Exercise input section start

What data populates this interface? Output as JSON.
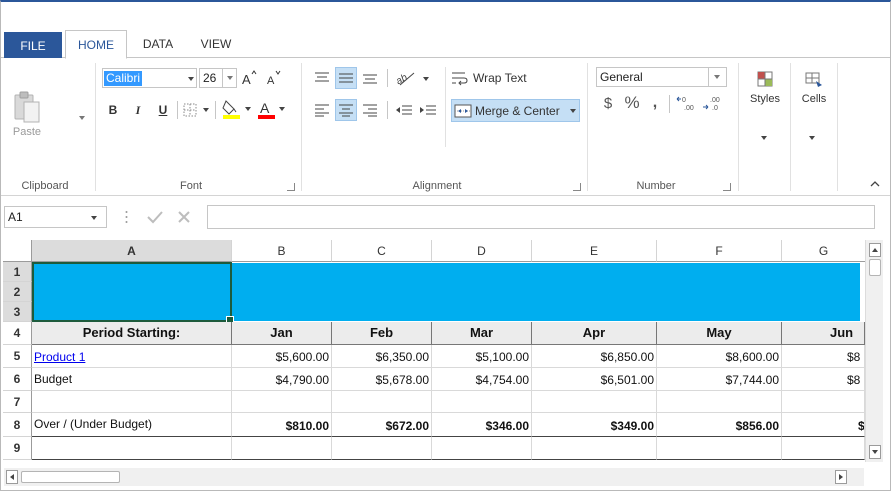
{
  "tabs": {
    "file": "FILE",
    "home": "HOME",
    "data": "DATA",
    "view": "VIEW"
  },
  "ribbon": {
    "clipboard": {
      "paste": "Paste",
      "group": "Clipboard"
    },
    "font": {
      "name": "Calibri",
      "size": "26",
      "bold": "B",
      "italic": "I",
      "underline": "U",
      "font_color_letter": "A",
      "group": "Font"
    },
    "alignment": {
      "wrap_text": "Wrap Text",
      "merge_center": "Merge & Center",
      "group": "Alignment"
    },
    "number": {
      "format": "General",
      "currency": "$",
      "percent": "%",
      "comma": ",",
      "group": "Number"
    },
    "styles": {
      "label": "Styles"
    },
    "cells": {
      "label": "Cells"
    }
  },
  "formula_bar": {
    "name_box": "A1",
    "formula": ""
  },
  "sheet": {
    "columns": [
      "A",
      "B",
      "C",
      "D",
      "E",
      "F",
      "G"
    ],
    "rows": [
      "1",
      "2",
      "3",
      "4",
      "5",
      "6",
      "7",
      "8",
      "9"
    ],
    "header_row": [
      "Period Starting:",
      "Jan",
      "Feb",
      "Mar",
      "Apr",
      "May",
      "Jun"
    ],
    "product_row": [
      "Product 1",
      "$5,600.00",
      "$6,350.00",
      "$5,100.00",
      "$6,850.00",
      "$8,600.00",
      "$8"
    ],
    "budget_row": [
      "Budget",
      "$4,790.00",
      "$5,678.00",
      "$4,754.00",
      "$6,501.00",
      "$7,744.00",
      "$8"
    ],
    "variance_row": [
      "Over / (Under Budget)",
      "$810.00",
      "$672.00",
      "$346.00",
      "$349.00",
      "$856.00",
      "$"
    ]
  },
  "colors": {
    "accent": "#2b579a",
    "banner": "#00aeef",
    "selection_border": "#1d5b3c",
    "highlight_yellow": "#ffff00",
    "font_red": "#ff0000",
    "link": "#0000ee"
  }
}
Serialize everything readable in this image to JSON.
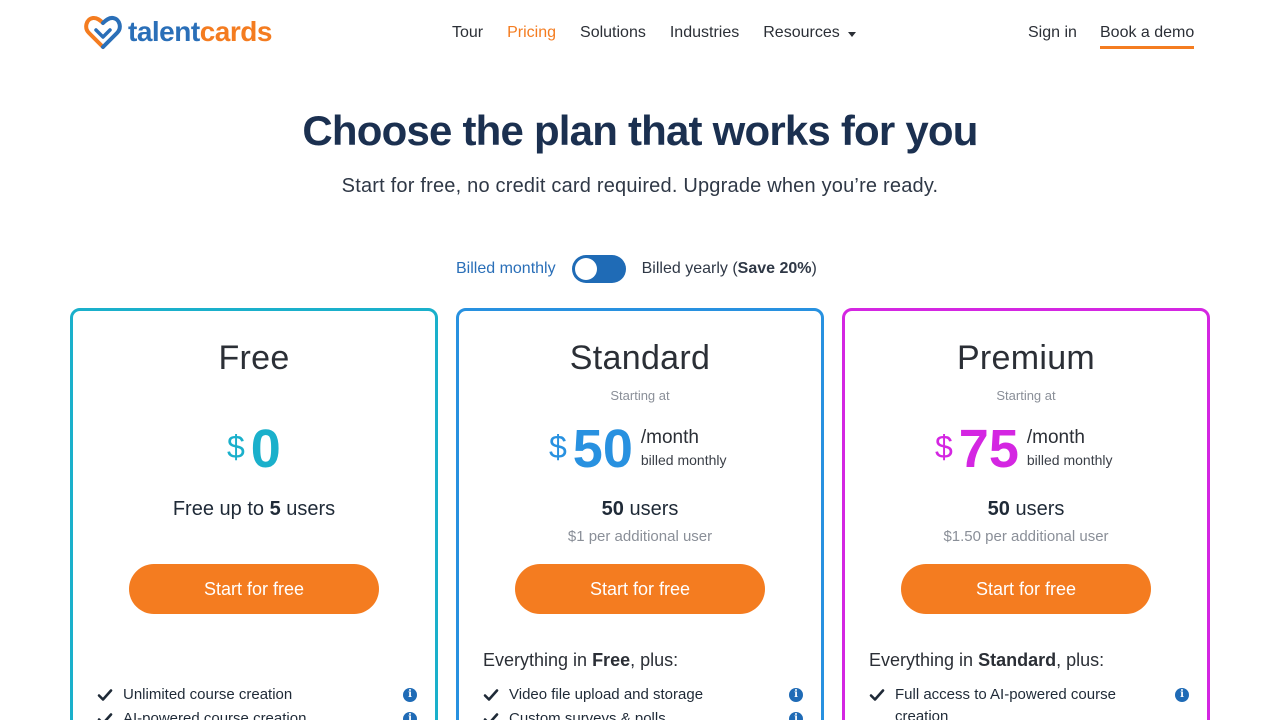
{
  "brand": {
    "talent": "talent",
    "cards": "cards",
    "accent": "#f47c20",
    "primary": "#2a6fb8"
  },
  "nav": {
    "tour": "Tour",
    "pricing": "Pricing",
    "solutions": "Solutions",
    "industries": "Industries",
    "resources": "Resources",
    "active": "Pricing"
  },
  "header": {
    "sign_in": "Sign in",
    "book_demo": "Book a demo"
  },
  "hero": {
    "title": "Choose the plan that works for you",
    "subtitle": "Start for free, no credit card required. Upgrade when you’re ready."
  },
  "billing": {
    "monthly": "Billed monthly",
    "yearly": "Billed yearly (",
    "save": "Save 20%",
    "yearly_close": ")",
    "selected": "monthly"
  },
  "plans": {
    "free": {
      "name": "Free",
      "currency": "$",
      "price": "0",
      "users_prefix": "Free up to ",
      "users_count": "5",
      "users_suffix": " users",
      "cta": "Start for free",
      "color": "#1ab0cb",
      "features": [
        {
          "text": "Unlimited course creation"
        },
        {
          "text": "AI-powered course creation"
        }
      ]
    },
    "standard": {
      "name": "Standard",
      "starting": "Starting at",
      "currency": "$",
      "price": "50",
      "per": "/month",
      "billed": "billed monthly",
      "users_count": "50",
      "users_suffix": " users",
      "additional": "$1 per additional user",
      "cta": "Start for free",
      "plus_prefix": "Everything in ",
      "plus_plan": "Free",
      "plus_suffix": ", plus:",
      "color": "#2891e0",
      "features": [
        {
          "text": "Video file upload and storage"
        },
        {
          "text": "Custom surveys & polls"
        }
      ]
    },
    "premium": {
      "name": "Premium",
      "starting": "Starting at",
      "currency": "$",
      "price": "75",
      "per": "/month",
      "billed": "billed monthly",
      "users_count": "50",
      "users_suffix": " users",
      "additional": "$1.50 per additional user",
      "cta": "Start for free",
      "plus_prefix": "Everything in ",
      "plus_plan": "Standard",
      "plus_suffix": ", plus:",
      "color": "#d426e2",
      "features": [
        {
          "text": "Full access to AI-powered course creation"
        }
      ]
    }
  },
  "icons": {
    "check": "check-icon",
    "info": "info-icon",
    "logo": "heart-logo-icon",
    "caret": "caret-down-icon"
  },
  "info_glyph": "i"
}
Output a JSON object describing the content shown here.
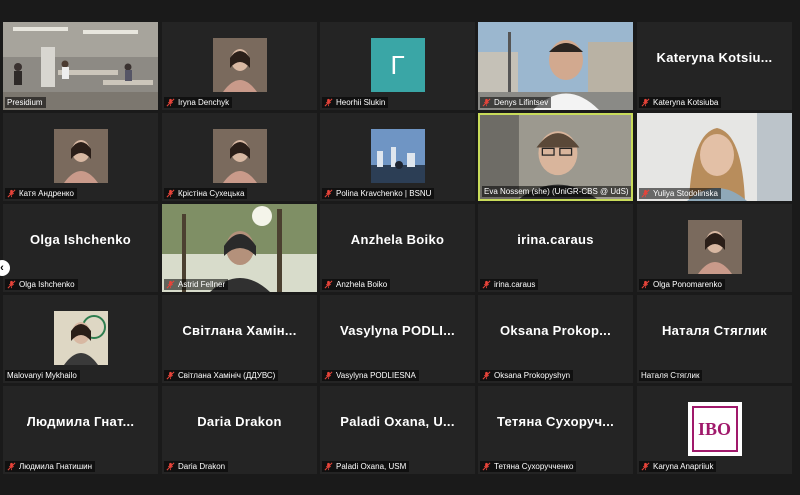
{
  "participants": [
    {
      "name": "Presidium",
      "muted": false,
      "video": "room"
    },
    {
      "name": "Iryna Denchyk",
      "muted": true,
      "video": "photo"
    },
    {
      "name": "Heorhii Slukin",
      "muted": true,
      "video": "initial",
      "initial": "Г",
      "initial_color": "#3aa6a6"
    },
    {
      "name": "Denys Lifintsev",
      "muted": true,
      "video": "street"
    },
    {
      "name": "Kateryna Kotsiuba",
      "muted": true,
      "video": "none",
      "center_text": "Kateryna Kotsiu..."
    },
    {
      "name": "Катя Андренко",
      "muted": true,
      "video": "photo"
    },
    {
      "name": "Крістіна Сухецька",
      "muted": true,
      "video": "photo"
    },
    {
      "name": "Polina Kravchenko | BSNU",
      "muted": true,
      "video": "city-photo"
    },
    {
      "name": "Eva Nossem (she) (UniGR-CBS @ UdS)",
      "muted": false,
      "video": "person",
      "active": true
    },
    {
      "name": "Yuliya Stodolinska",
      "muted": true,
      "video": "person-light"
    },
    {
      "name": "Olga Ishchenko",
      "muted": true,
      "video": "none",
      "center_text": "Olga Ishchenko"
    },
    {
      "name": "Astrid Fellner",
      "muted": true,
      "video": "park"
    },
    {
      "name": "Anzhela Boiko",
      "muted": true,
      "video": "none",
      "center_text": "Anzhela Boiko"
    },
    {
      "name": "irina.caraus",
      "muted": true,
      "video": "none",
      "center_text": "irina.caraus"
    },
    {
      "name": "Olga Ponomarenko",
      "muted": true,
      "video": "photo"
    },
    {
      "name": "Malovanyi Mykhailo",
      "muted": false,
      "video": "photo-seal"
    },
    {
      "name": "Світлана Хамініч (ДДУВС)",
      "muted": true,
      "video": "none",
      "center_text": "Світлана Хамін..."
    },
    {
      "name": "Vasylyna PODLIESNA",
      "muted": true,
      "video": "none",
      "center_text": "Vasylyna PODLI..."
    },
    {
      "name": "Oksana Prokopyshyn",
      "muted": true,
      "video": "none",
      "center_text": "Oksana Prokop..."
    },
    {
      "name": "Наталя Стяглик",
      "muted": false,
      "video": "none",
      "center_text": "Наталя Стяглик"
    },
    {
      "name": "Людмила Гнатишин",
      "muted": true,
      "video": "none",
      "center_text": "Людмила Гнат..."
    },
    {
      "name": "Daria Drakon",
      "muted": true,
      "video": "none",
      "center_text": "Daria Drakon"
    },
    {
      "name": "Paladi Oxana, USM",
      "muted": true,
      "video": "none",
      "center_text": "Paladi Oxana, U..."
    },
    {
      "name": "Тетяна Сухоручченко",
      "muted": true,
      "video": "none",
      "center_text": "Тетяна Сухоруч..."
    },
    {
      "name": "Karyna Anapriiuk",
      "muted": true,
      "video": "logo",
      "logo_text": "IBO",
      "logo_color": "#a0196b"
    }
  ]
}
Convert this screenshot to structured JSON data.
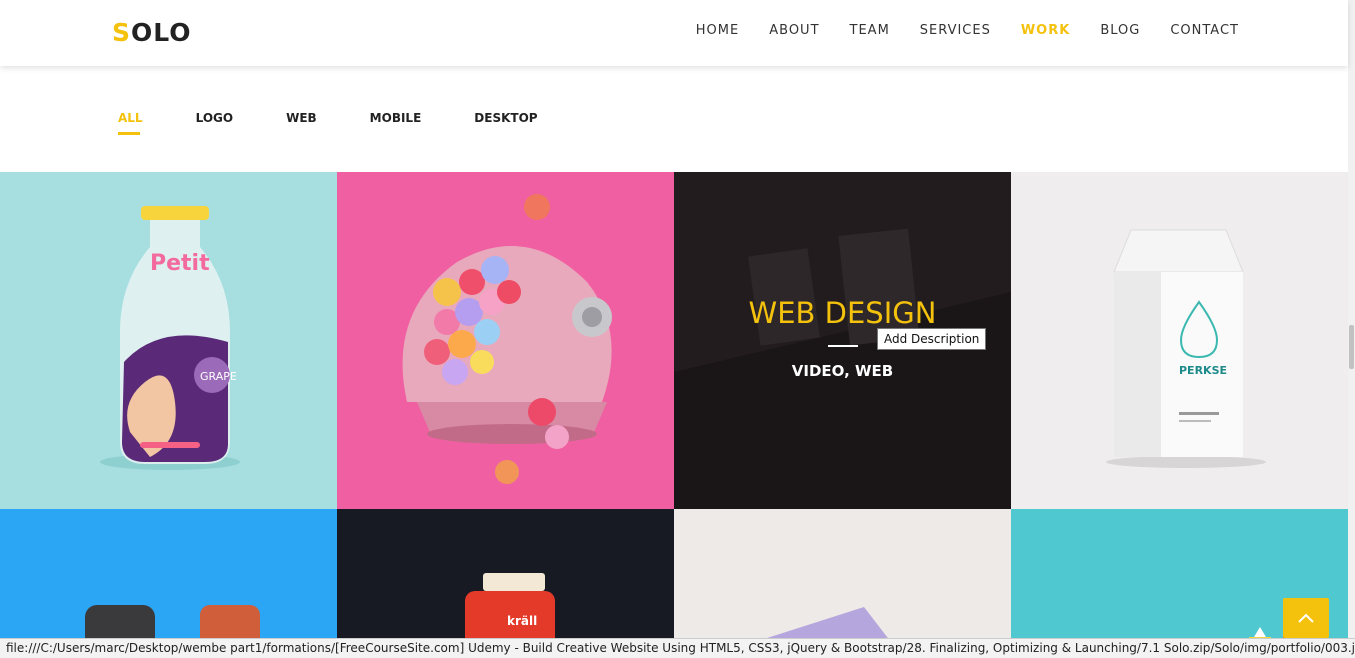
{
  "header": {
    "logo_first": "S",
    "logo_rest": "OLO",
    "nav": [
      "HOME",
      "ABOUT",
      "TEAM",
      "SERVICES",
      "WORK",
      "BLOG",
      "CONTACT"
    ],
    "active_nav": "WORK"
  },
  "filters": {
    "items": [
      "ALL",
      "LOGO",
      "WEB",
      "MOBILE",
      "DESKTOP"
    ],
    "active": "ALL"
  },
  "portfolio": {
    "hover_title": "WEB DESIGN",
    "hover_categories": "VIDEO, WEB",
    "tooltip": "Add Description",
    "tile_images": [
      "bottle-image",
      "astronaut-helmet-image",
      "web-design-image",
      "milk-carton-image",
      "chairs-image",
      "mug-image",
      "paper-image",
      "bottles-image"
    ]
  },
  "status": {
    "url": "file:///C:/Users/marc/Desktop/wembe part1/formations/[FreeCourseSite.com] Udemy - Build Creative Website Using HTML5, CSS3, jQuery & Bootstrap/28. Finalizing,  Optimizing & Launching/7.1 Solo.zip/Solo/img/portfolio/003.jpg"
  },
  "colors": {
    "accent": "#f4c20d"
  }
}
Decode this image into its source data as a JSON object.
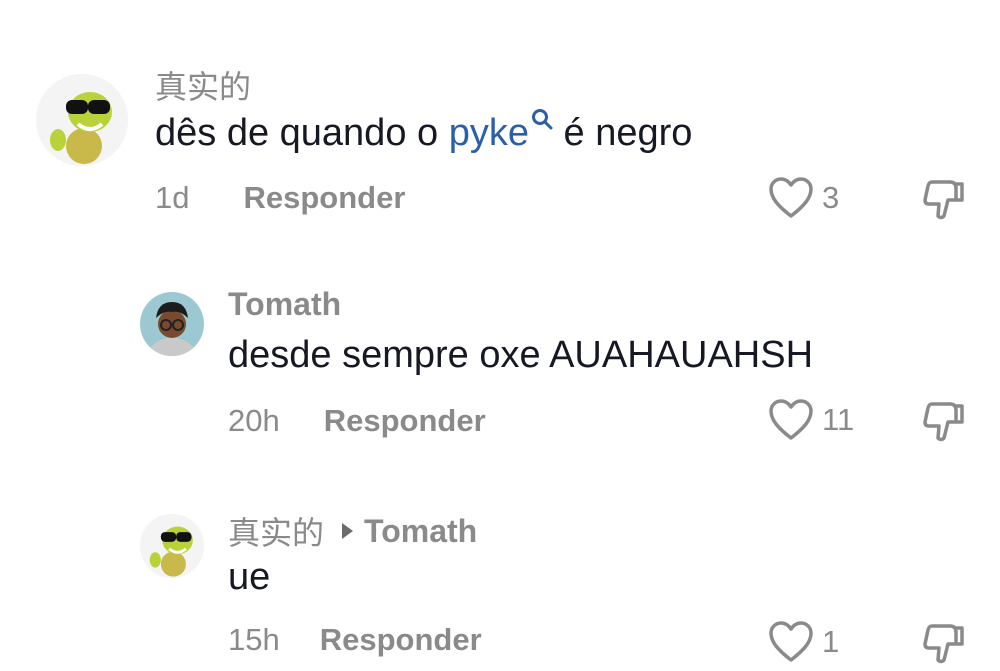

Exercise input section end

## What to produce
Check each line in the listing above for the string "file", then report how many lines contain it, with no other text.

## Solution
3